/---

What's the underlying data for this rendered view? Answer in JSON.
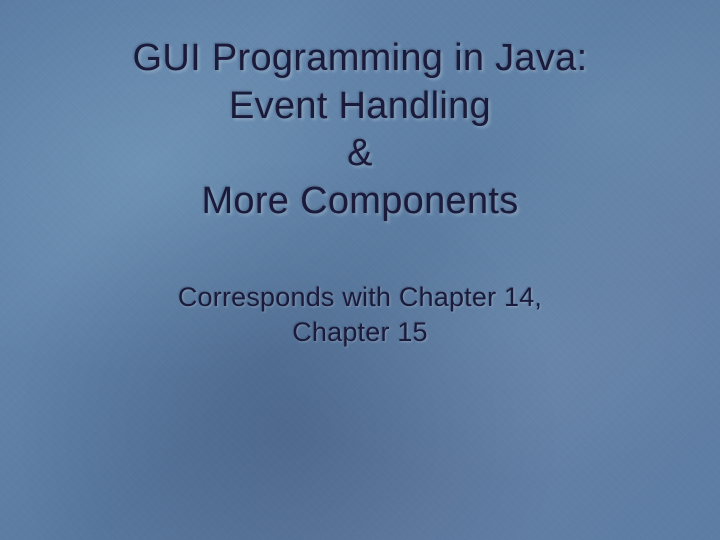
{
  "slide": {
    "title": {
      "line1": "GUI Programming in Java:",
      "line2": "Event Handling",
      "line3": "&",
      "line4": "More Components"
    },
    "subtitle": {
      "line1": "Corresponds with Chapter 14,",
      "line2": "Chapter 15"
    }
  }
}
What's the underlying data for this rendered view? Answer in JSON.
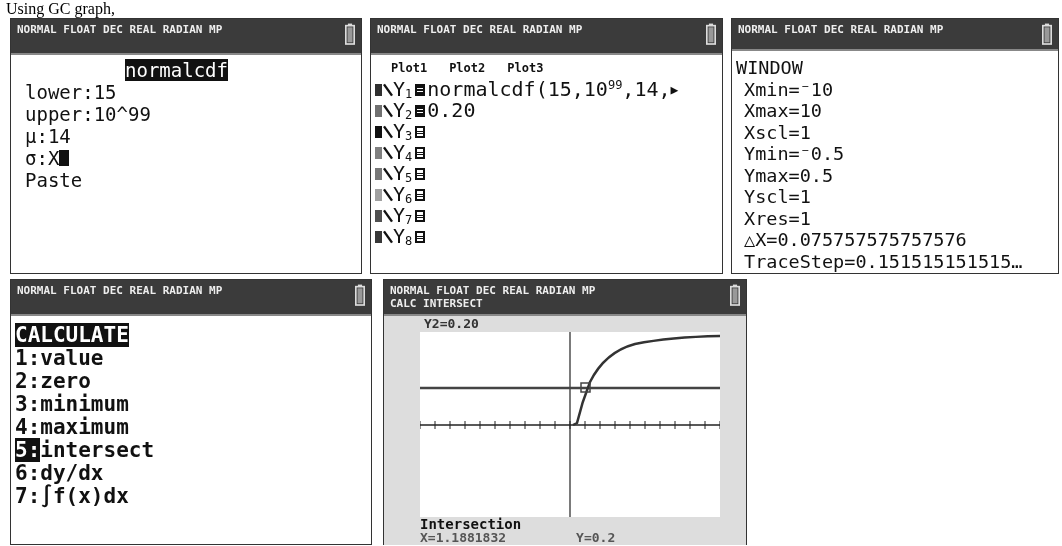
{
  "caption": "Using GC graph,",
  "screens": [
    {
      "kind": "form",
      "status": "NORMAL FLOAT DEC REAL RADIAN MP",
      "title": "normalcdf",
      "lines": [
        {
          "text": "lower:15",
          "cursor": false
        },
        {
          "text": "upper:10^99",
          "cursor": false
        },
        {
          "text": "μ:14",
          "cursor": false
        },
        {
          "text": "σ:X",
          "cursor": true
        },
        {
          "text": "Paste",
          "cursor": false
        }
      ]
    },
    {
      "kind": "y_editor",
      "status": "NORMAL FLOAT DEC REAL RADIAN MP",
      "plots": [
        "Plot1",
        "Plot2",
        "Plot3"
      ],
      "equations": [
        {
          "label": "Y$_{1}$",
          "expr": "normalcdf(15,10$^{99}$,14,",
          "more": "▶",
          "enabled": true,
          "color": "#303030"
        },
        {
          "label": "Y$_{2}$",
          "expr": "0.20",
          "enabled": true,
          "color": "#707070"
        },
        {
          "label": "Y$_{3}$",
          "enabled": false,
          "color": "#101010"
        },
        {
          "label": "Y$_{4}$",
          "enabled": false,
          "color": "#808080"
        },
        {
          "label": "Y$_{5}$",
          "enabled": false,
          "color": "#787878"
        },
        {
          "label": "Y$_{6}$",
          "enabled": false,
          "color": "#a0a0a0"
        },
        {
          "label": "Y$_{7}$",
          "enabled": false,
          "color": "#505050"
        },
        {
          "label": "Y$_{8}$",
          "enabled": false,
          "color": "#383838"
        }
      ]
    },
    {
      "kind": "window",
      "status": "NORMAL FLOAT DEC REAL RADIAN MP",
      "title": "WINDOW",
      "lines": [
        "Xmin=⁻10",
        "Xmax=10",
        "Xscl=1",
        "Ymin=⁻0.5",
        "Ymax=0.5",
        "Yscl=1",
        "Xres=1",
        "△X=0.075757575757576",
        "TraceStep=0.151515151515…"
      ]
    },
    {
      "kind": "menu",
      "status": "NORMAL FLOAT DEC REAL RADIAN MP",
      "title": "CALCULATE",
      "items": [
        {
          "number": "1:",
          "label": "value",
          "selected": false
        },
        {
          "number": "2:",
          "label": "zero",
          "selected": false
        },
        {
          "number": "3:",
          "label": "minimum",
          "selected": false
        },
        {
          "number": "4:",
          "label": "maximum",
          "selected": false
        },
        {
          "number": "5:",
          "label": "intersect",
          "selected": true
        },
        {
          "number": "6:",
          "label": "dy/dx",
          "selected": false
        },
        {
          "number": "7:",
          "label": "∫f(x)dx",
          "selected": false
        }
      ]
    },
    {
      "kind": "graph",
      "status": "NORMAL FLOAT DEC REAL RADIAN MP",
      "mode": "CALC INTERSECT",
      "function_label": "Y2=0.20",
      "result_title": "Intersection",
      "x_value": "X=1.1881832",
      "y_value": "Y=0.2"
    }
  ]
}
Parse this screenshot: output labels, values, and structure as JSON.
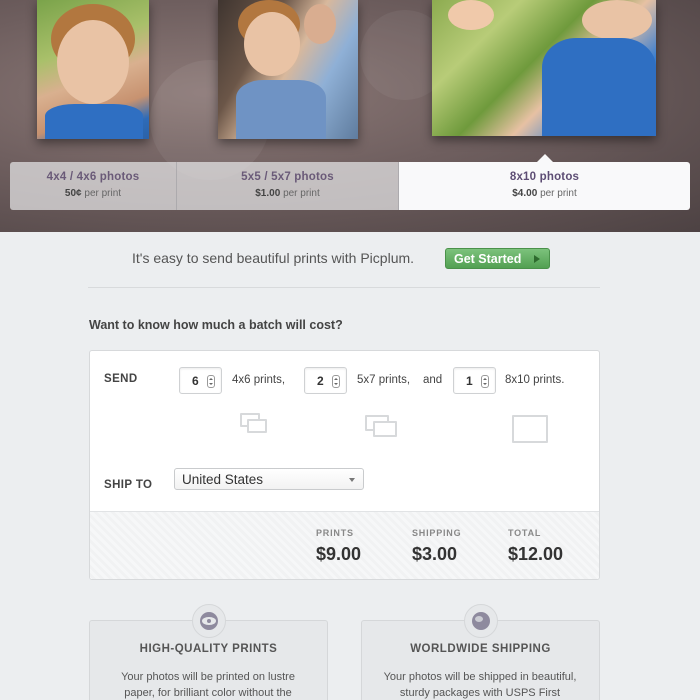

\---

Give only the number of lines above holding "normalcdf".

2